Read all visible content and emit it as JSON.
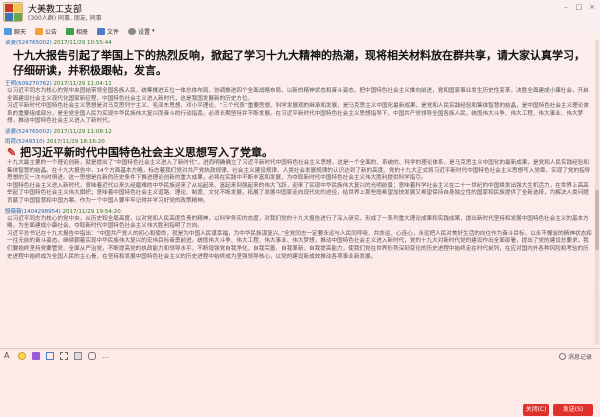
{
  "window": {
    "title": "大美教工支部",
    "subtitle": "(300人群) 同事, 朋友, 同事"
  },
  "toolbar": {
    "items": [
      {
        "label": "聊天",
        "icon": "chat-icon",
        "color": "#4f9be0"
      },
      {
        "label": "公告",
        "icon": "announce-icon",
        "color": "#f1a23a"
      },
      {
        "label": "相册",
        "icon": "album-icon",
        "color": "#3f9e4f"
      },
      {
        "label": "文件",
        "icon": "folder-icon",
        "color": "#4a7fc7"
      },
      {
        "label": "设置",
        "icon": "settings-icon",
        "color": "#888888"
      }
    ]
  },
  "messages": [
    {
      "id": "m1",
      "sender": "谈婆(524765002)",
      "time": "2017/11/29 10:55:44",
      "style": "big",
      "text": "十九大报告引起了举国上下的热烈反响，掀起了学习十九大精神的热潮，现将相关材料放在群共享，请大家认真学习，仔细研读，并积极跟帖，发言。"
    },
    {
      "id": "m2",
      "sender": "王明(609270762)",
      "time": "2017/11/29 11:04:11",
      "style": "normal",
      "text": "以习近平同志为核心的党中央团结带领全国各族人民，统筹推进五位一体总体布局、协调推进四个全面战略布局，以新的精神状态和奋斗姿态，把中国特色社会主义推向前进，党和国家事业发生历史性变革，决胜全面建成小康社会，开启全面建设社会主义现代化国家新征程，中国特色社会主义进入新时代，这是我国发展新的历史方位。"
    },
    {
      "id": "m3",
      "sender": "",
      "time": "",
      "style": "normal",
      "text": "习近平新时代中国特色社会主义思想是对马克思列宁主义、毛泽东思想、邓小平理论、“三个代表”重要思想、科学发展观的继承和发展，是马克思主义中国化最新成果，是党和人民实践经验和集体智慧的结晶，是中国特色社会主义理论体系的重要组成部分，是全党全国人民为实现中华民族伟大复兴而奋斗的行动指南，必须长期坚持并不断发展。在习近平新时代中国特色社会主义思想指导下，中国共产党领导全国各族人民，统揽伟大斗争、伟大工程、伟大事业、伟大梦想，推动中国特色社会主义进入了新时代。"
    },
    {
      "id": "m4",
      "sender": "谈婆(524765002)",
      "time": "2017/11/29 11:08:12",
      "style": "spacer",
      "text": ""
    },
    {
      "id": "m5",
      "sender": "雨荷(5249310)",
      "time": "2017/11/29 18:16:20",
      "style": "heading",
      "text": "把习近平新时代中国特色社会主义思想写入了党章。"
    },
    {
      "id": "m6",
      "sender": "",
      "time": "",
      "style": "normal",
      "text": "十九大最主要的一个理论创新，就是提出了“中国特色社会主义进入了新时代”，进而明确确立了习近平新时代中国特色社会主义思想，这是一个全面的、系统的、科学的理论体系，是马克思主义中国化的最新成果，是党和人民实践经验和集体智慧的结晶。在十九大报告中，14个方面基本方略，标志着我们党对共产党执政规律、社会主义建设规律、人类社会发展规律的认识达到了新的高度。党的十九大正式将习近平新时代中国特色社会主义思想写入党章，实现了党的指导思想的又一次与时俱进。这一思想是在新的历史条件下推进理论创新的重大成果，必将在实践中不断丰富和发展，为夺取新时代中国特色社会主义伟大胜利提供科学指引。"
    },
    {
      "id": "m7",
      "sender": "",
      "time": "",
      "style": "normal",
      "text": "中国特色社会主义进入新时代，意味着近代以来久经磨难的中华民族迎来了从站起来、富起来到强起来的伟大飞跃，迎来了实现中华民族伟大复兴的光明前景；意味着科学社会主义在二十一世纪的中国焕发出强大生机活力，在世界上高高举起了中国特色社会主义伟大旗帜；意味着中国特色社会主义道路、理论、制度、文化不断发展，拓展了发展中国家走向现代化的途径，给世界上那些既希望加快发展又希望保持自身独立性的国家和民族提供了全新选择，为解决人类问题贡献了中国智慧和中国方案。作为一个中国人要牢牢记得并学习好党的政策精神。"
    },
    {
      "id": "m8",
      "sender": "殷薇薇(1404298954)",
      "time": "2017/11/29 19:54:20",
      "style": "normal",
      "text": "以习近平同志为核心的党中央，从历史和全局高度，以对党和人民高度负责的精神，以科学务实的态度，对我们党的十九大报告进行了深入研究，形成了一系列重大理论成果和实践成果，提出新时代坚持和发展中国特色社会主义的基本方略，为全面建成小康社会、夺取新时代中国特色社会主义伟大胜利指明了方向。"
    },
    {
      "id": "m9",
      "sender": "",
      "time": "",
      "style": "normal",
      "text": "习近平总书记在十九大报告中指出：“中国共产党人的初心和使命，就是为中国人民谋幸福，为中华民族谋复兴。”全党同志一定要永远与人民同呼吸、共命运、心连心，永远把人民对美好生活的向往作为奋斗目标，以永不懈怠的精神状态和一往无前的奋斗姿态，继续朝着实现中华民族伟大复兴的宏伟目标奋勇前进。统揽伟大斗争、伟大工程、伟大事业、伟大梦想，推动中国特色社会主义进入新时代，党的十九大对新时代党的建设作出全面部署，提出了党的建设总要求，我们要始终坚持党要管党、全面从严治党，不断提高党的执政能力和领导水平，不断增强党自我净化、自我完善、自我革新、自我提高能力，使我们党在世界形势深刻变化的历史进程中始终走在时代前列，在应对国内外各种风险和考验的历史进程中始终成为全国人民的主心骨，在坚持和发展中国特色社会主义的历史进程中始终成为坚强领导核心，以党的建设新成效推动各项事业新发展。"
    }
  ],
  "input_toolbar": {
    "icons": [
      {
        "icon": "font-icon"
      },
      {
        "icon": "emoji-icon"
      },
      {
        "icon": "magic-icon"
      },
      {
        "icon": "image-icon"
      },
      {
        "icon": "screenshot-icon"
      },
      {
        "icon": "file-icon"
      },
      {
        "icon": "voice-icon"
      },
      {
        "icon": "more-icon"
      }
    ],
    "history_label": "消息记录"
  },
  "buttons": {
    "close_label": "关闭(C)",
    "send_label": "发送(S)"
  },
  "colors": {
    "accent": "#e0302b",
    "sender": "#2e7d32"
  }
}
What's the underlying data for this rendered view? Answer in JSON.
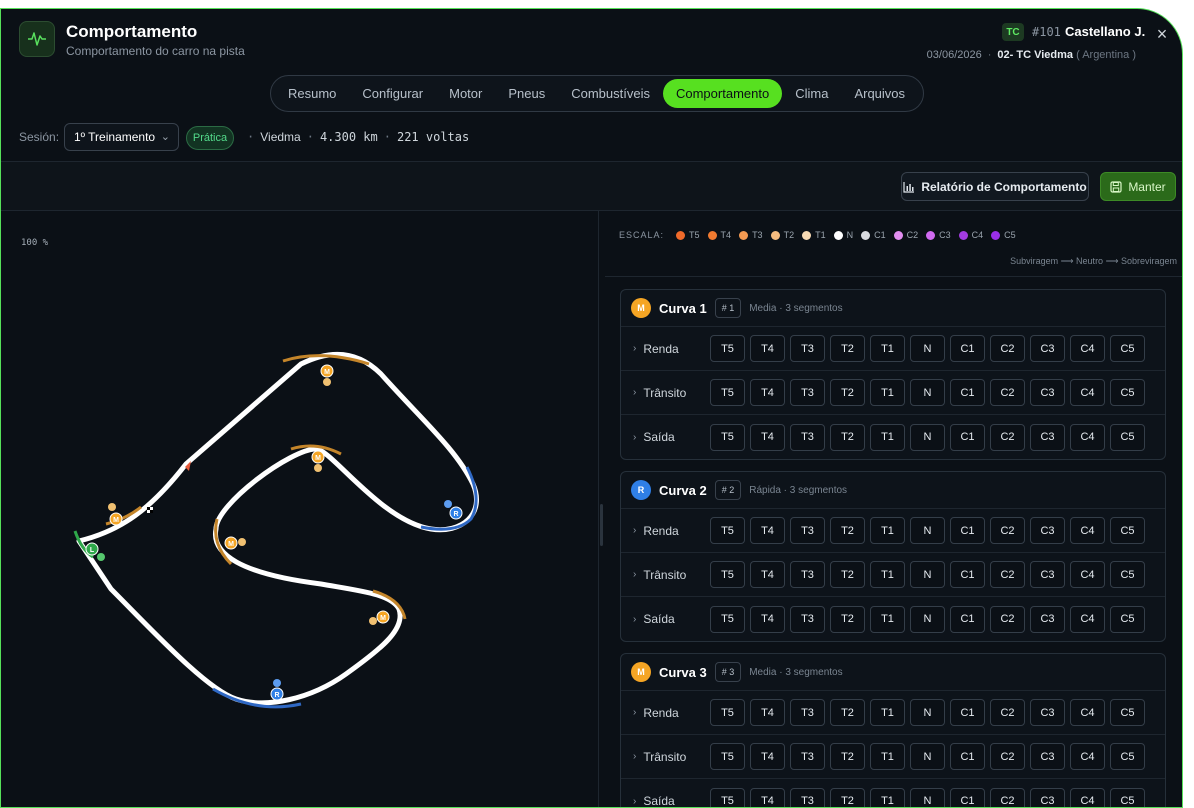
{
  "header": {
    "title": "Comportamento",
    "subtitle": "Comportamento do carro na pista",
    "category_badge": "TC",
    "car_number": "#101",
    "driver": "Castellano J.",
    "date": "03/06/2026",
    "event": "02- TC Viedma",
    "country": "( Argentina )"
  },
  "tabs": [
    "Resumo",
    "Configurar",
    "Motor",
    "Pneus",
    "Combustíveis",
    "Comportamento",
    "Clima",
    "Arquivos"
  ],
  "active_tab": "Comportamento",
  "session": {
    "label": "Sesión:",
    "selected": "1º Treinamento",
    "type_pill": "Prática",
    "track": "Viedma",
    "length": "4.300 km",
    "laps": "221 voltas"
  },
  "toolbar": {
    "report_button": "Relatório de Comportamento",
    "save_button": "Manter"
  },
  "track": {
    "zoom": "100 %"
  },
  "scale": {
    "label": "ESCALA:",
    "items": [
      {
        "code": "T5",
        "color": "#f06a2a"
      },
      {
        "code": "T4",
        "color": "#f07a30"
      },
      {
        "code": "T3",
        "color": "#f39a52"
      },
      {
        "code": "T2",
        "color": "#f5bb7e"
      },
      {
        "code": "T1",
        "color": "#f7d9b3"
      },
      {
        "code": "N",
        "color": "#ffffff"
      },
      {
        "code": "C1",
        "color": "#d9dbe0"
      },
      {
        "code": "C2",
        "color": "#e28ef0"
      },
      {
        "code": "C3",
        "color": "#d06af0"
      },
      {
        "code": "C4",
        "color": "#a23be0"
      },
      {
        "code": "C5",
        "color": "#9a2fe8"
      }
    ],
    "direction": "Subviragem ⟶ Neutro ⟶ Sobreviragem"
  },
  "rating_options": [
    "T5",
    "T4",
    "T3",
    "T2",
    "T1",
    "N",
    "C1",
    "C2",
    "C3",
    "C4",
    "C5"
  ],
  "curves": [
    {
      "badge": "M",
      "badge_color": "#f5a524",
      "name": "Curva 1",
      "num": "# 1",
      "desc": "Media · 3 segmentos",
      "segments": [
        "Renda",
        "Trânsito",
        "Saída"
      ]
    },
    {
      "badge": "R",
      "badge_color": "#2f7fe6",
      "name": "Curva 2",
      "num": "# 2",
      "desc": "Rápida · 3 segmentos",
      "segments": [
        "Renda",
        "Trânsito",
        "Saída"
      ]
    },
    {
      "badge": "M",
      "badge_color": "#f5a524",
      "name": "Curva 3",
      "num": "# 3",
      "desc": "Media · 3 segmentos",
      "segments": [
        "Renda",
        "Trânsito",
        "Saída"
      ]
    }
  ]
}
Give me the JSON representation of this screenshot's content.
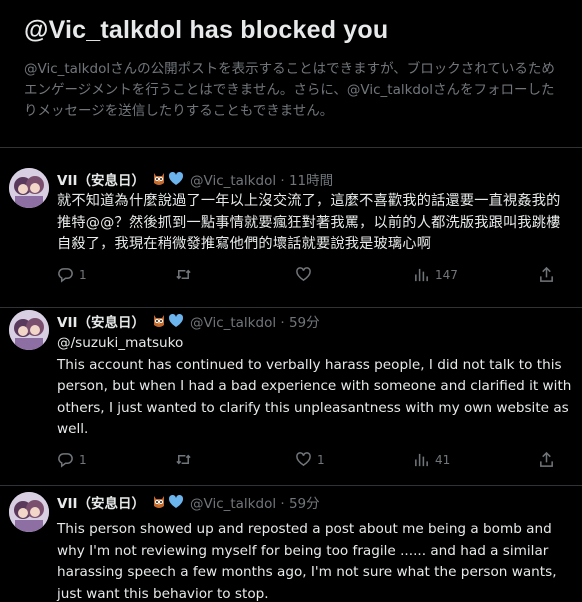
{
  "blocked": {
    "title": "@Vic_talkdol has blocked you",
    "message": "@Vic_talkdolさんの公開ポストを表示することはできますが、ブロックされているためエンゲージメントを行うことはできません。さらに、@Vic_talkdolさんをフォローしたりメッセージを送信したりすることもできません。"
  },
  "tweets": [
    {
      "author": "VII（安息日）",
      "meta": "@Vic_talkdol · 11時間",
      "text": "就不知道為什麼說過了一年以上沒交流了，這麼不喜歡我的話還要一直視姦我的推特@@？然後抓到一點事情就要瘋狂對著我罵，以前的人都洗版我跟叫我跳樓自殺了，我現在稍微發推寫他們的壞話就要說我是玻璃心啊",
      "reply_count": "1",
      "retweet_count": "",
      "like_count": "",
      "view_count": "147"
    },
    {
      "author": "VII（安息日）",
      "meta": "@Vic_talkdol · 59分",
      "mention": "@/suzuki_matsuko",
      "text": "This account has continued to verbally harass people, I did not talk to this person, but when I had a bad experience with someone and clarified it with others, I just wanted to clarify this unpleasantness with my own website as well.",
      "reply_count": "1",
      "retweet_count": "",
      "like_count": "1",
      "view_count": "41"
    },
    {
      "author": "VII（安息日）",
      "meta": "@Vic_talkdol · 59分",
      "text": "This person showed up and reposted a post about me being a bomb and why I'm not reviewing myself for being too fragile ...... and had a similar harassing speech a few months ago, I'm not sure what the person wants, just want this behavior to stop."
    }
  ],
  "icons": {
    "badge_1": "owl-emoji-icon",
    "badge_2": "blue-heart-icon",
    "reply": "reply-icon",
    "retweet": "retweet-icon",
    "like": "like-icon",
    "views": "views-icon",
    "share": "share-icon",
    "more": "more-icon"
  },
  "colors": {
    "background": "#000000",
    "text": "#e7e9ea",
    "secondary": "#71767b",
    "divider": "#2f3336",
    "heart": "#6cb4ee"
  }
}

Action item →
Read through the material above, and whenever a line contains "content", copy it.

Result for this exercise →
Read all visible content and emit it as JSON.
Give me the JSON representation of this screenshot's content.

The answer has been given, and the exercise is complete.